The notion of putting pork fat in your bourbon seems wrong in all the right ways, and indeed it is. The main thing you’ll get from the bacon fat is smokiness, so make sure you choose a bacon that has a lot of that to offer. And yes, you MUST use real bacon. Don’t try to do this with turkey bacon; don’t throw Bacos into your bourbon. If you just considered those alternatives, please just skip down to the vanilla bourbon recipe.
1 750mL bottle Bulleit bourbon
1/4 cup bacon fat (or 1/2 lb good-quality bacon, such as Benton’s)
If you aren’t starting with rendered fat, throw the bacon in a skillet and start cooking. Since we’re after the fat, you’re better off cooking it on medium-low. That will give more time for the fat to render before the bacon starts to burn. In the end, you need about a 1/4 cup of fat; if you don’t get quite that much, don’t worry about it.
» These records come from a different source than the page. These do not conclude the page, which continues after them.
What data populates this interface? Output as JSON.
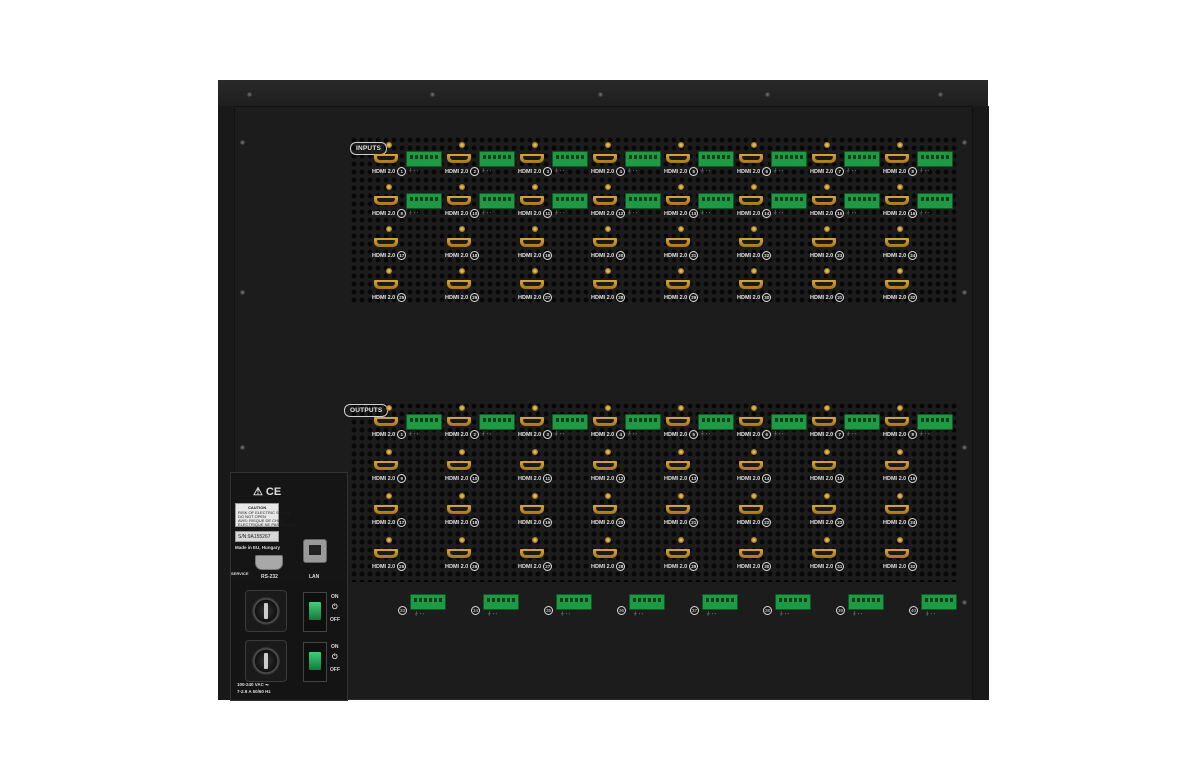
{
  "inputs_label": "INPUTS",
  "outputs_label": "OUTPUTS",
  "hdmi_label": "HDMI 2.0",
  "input_rows": [
    [
      "1",
      "2",
      "3",
      "4",
      "5",
      "6",
      "7",
      "8"
    ],
    [
      "9",
      "10",
      "11",
      "12",
      "13",
      "14",
      "15",
      "16"
    ],
    [
      "17",
      "18",
      "19",
      "20",
      "21",
      "22",
      "23",
      "24"
    ],
    [
      "25",
      "26",
      "27",
      "28",
      "29",
      "30",
      "31",
      "32"
    ]
  ],
  "output_rows": [
    [
      "1",
      "2",
      "3",
      "4",
      "5",
      "6",
      "7",
      "8"
    ],
    [
      "9",
      "10",
      "11",
      "12",
      "13",
      "14",
      "15",
      "16"
    ],
    [
      "17",
      "18",
      "19",
      "20",
      "21",
      "22",
      "23",
      "24"
    ],
    [
      "25",
      "26",
      "27",
      "28",
      "29",
      "30",
      "31",
      "32"
    ]
  ],
  "terminal_row": [
    "33",
    "34",
    "35",
    "36",
    "37",
    "38",
    "39",
    "40"
  ],
  "terminal_label": "⏚ ◦ ◦",
  "service": {
    "ce_mark": "⚠ CE",
    "caution_title": "CAUTION",
    "caution_line1": "RISK OF ELECTRIC SHOCK",
    "caution_line2": "DO NOT OPEN",
    "caution_line3": "AVIS: RISQUE DE CHOC",
    "caution_line4": "ELECTRIQUE NE PAS OUVRIR",
    "serial": "S/N:9A155267",
    "origin": "Made in EU, Hungary",
    "service_label": "SERVICE",
    "rs232_label": "RS-232",
    "lan_label": "LAN"
  },
  "power": {
    "on_label": "ON",
    "off_label": "OFF",
    "power_symbol": "⏻",
    "rating_line1": "100-240 VAC ⏦",
    "rating_line2": "7-2.9 A    50/60 Hz"
  }
}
While the bacon is cooking, pour the entire bottle of bourbon into a large-mouthed glass container. (I use a big glass measuring cup.) This vessel is important, for a couple reasons. First, the glass will not leach any part of itself into your bourbon; plastic sometimes does. The large mouth is also important, as you’ll see in just a second.
Pour the rendered fat into the bourbon. To ensure the bacon fat really has a chance to infuse, mix it in with either a whisk or immersion blender. Then, cover it with plastic wrap, and leave it on the counter.
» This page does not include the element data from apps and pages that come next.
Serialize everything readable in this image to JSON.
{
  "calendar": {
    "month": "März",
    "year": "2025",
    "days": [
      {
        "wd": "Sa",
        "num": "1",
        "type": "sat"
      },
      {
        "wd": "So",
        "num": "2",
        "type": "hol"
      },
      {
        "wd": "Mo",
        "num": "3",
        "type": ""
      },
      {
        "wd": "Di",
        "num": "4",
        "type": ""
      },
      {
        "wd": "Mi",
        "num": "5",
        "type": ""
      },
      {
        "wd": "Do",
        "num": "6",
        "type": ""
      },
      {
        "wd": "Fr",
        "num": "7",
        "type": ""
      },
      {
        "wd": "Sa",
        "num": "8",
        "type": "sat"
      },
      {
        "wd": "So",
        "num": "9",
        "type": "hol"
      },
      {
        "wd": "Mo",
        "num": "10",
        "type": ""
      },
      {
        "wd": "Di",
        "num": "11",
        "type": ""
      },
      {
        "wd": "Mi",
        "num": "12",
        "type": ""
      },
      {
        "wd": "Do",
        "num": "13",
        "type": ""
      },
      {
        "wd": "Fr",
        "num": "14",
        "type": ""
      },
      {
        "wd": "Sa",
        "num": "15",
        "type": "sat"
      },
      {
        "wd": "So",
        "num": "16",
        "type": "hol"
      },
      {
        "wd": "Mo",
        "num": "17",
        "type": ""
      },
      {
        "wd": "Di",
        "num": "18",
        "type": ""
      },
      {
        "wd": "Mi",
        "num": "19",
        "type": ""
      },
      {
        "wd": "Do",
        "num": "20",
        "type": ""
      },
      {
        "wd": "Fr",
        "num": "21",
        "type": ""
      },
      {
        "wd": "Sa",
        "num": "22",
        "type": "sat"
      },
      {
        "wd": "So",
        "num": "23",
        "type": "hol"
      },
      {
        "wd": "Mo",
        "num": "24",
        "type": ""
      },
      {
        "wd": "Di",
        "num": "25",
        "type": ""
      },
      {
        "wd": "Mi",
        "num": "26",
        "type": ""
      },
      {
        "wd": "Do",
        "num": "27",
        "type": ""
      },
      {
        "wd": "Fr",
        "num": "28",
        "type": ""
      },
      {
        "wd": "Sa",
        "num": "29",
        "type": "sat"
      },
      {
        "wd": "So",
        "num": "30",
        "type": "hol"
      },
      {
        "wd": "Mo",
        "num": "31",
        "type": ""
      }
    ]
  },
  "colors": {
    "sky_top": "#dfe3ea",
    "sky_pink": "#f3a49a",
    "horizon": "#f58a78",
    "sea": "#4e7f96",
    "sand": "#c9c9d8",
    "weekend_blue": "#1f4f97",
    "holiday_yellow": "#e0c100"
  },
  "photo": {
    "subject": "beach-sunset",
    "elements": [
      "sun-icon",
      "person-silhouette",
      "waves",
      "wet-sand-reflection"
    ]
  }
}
After an hour or two, dip a spoon into the bourbon and taste it. It’ll feel a little greasy in your mouth, but ignore that–focus on the taste. Specifically, do you like the level of smoke in the bourbon? If you like it, it’s time to move on. If not, let it sit longer. If your bacon is especially smoky, you probably won’t want it to go much longer than that, but it’s a matter of taste. If it’s weaker bacon, you may want to let it go for 12 hours, maybe more.
When the bourbon is to your liking, throw it in the freezer for a couple hours, until all the fat has solidified at the top of the container. (And THAT is why the container needs a wide mouth.) Simply scoop out the solid fat and you’re almost done. For good measure, strain the bourbon through a coffee filter; that will help get out any fat that was left behind. And that’s it! Funnel it back into the original container, and start making those bacon-infused old-fashioneds.
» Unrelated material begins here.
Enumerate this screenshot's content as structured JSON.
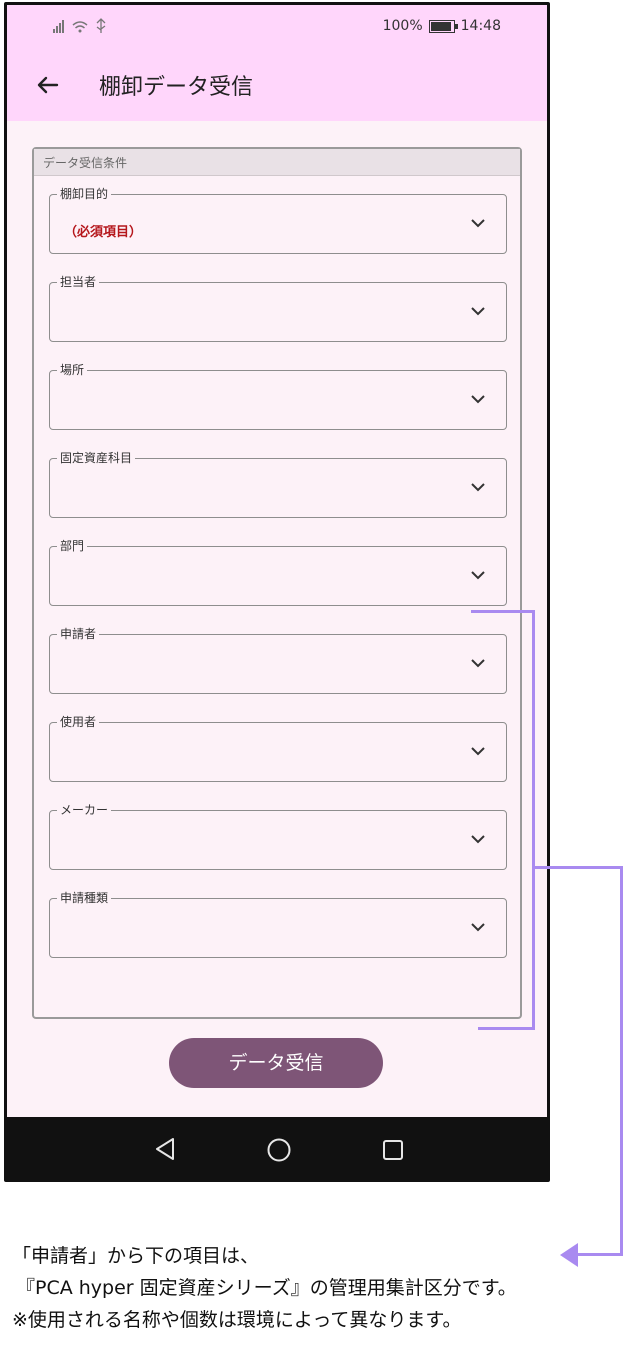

If you want an even easier recipe, this is the one for you. No cooking, no freezing. Plus, vanilla naturally pairs with bourbon; it lends a sweet aroma to the bourbon without actually imparting any sugar.
1 750mL bottle Bulleit bourbon
2 fresh vanilla beans
–A “fresh” vanilla bean is one that is shiny on the outside and is still moist/pliable. If your beans are purchased in a sealed jar, as they’re often sold, you should be good to go.
Start this infusion by once again pouring all the bourbon into a glass container. Then, with a paring knife, split the vanilla beans all the way down the middle, exposing all the vanilla seeds. After that, simply toss the opened vanilla beans into the bourbon, giving the bourbon a stir to agitate some of the seeds loose. Cover the container, and let it sit on the counter for 4-5 days, giving it a stir once or twice each day.
After that time, the bourbon will smell absolutely amazing. All that’s left is to remove the pods and funnel the bourbon back into the original container. If you want to remove all the seeds, which is optional, simply pour the bourbon through a coffee filter before rebottling it. Because of the sweet aroma, I like to drink this bourbon after dinner, on its own with just a single cube of ice.
Like Trey said, these infused bourbons would make great gifts! If you don’t want to use the bottle the bourbon came in, mason (canning) jars are a great alternative. Most grocery or craft stores carry mason jars — and purchasing a flat means you can split a batch among multiple people or give friends a variety of flavors. All you need to do add a handwritten label identifying your blend and tie a ribbon around the center!
If you really want to take the gift over the top, pair your moonshine with a vintage decanter, a pair of vintage old fashioned glasses, a vintage cocktail book, or go big and do all of the above with a silver cocktail tray (very Mad Men-esque)!